What else do we know? Over 300,000 walks were logged last year, the most popular month was May and the most popular length of walk was 10 miles.
Fascinating in itself data like this could also point the way for new developments in rural support. For example clause one of the Agriculture Bill sets out a clear list of items which can be funded by Defra in future using NELMS (New Environmental Land Management Schemes) and other initiatives. Public access features prominently, because of its recreational, social and health benefits. Meanwhile the Natural Capital Committee continues to labour on the value of the environment to society at large. The most recent of the RICS Land Journal covers a number of these issues in some detail and it is publicly available at this link.
Questions will therefore inevitably rise as to how to prioritise spending, and indeed about the value to society of such expenditure. Taking an overly simplistic approach to the OS data for example, we might say that the value to the users of the OS App of their visits to Snowdonia could be ascertained by how much they have all paid to get there. Let’s say that the journey from Manchester Piccadilly station to North Wales is about £50 return for two travelling together. Using a ‘travel cost’ method of valuation that means the value of this experience for the 2,370 App users who trundled over the top of Snowdon is £118,500 pa; capitalising this at the Treasury rate of 3.5% gives a capital value of about £3.4 million. Taking a similar approach to Edale: the train fare from Manchester Piccadilly would be about £30 x 2,300 App users = £69,000 pa, capitalised to about £2 million. Of course not everybody travelled by train from Manchester Piccadilly, and not every visitor used the App but I think you get the point. Whether you turn the visit numbers into monetary values or not you have an indication of where the public might like their money to be spent on visitor facilities. Of course you might think that the solitude of the Isle of Lewis, and its relative freedom from Map App users, gives it a premium value in its own right.

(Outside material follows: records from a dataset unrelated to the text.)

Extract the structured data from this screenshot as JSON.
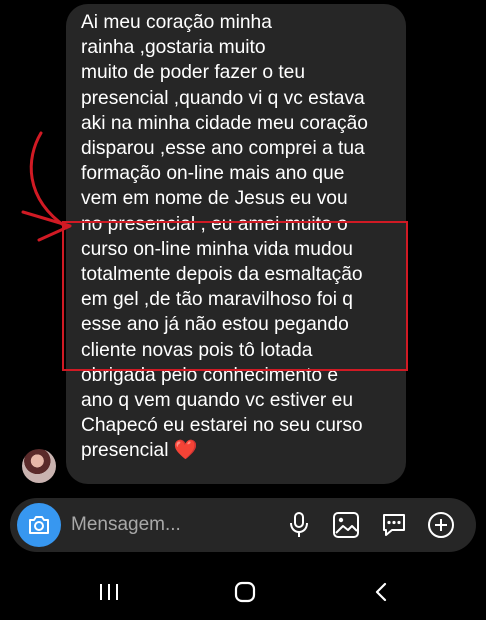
{
  "message": {
    "lines": [
      "Ai meu coração minha",
      "rainha ,gostaria muito",
      "muito de poder fazer o teu",
      "presencial ,quando vi q vc estava",
      "aki na minha cidade meu coração",
      "disparou ,esse ano comprei a tua",
      "formação on-line mais ano que",
      "vem em nome de Jesus eu vou",
      "no presencial , eu amei muito o",
      "curso on-line minha vida mudou",
      "totalmente depois da esmaltação",
      "em gel ,de tão maravilhoso foi q",
      "esse ano já não estou pegando",
      "cliente novas pois tô lotada",
      "obrigada pelo conhecimento e",
      "ano q vem quando vc estiver eu",
      "Chapecó eu estarei no seu curso",
      "presencial ❤️"
    ],
    "highlighted_line_range": [
      9,
      14
    ]
  },
  "composer": {
    "placeholder": "Mensagem..."
  },
  "colors": {
    "background": "#000000",
    "bubble": "#262626",
    "camera_button": "#3797f0",
    "annotation": "#d11a24",
    "heart": "#e0102a"
  },
  "icons": {
    "camera": "camera-icon",
    "mic": "microphone-icon",
    "gallery": "gallery-icon",
    "sticker": "sticker-icon",
    "plus": "plus-icon",
    "nav_recent": "recent-apps-icon",
    "nav_home": "home-icon",
    "nav_back": "back-icon"
  }
}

And that in turn has important messages for those would like to bid successfully for funding like this in future. What benefits will we have to sell to funders and how will we market them to best effect?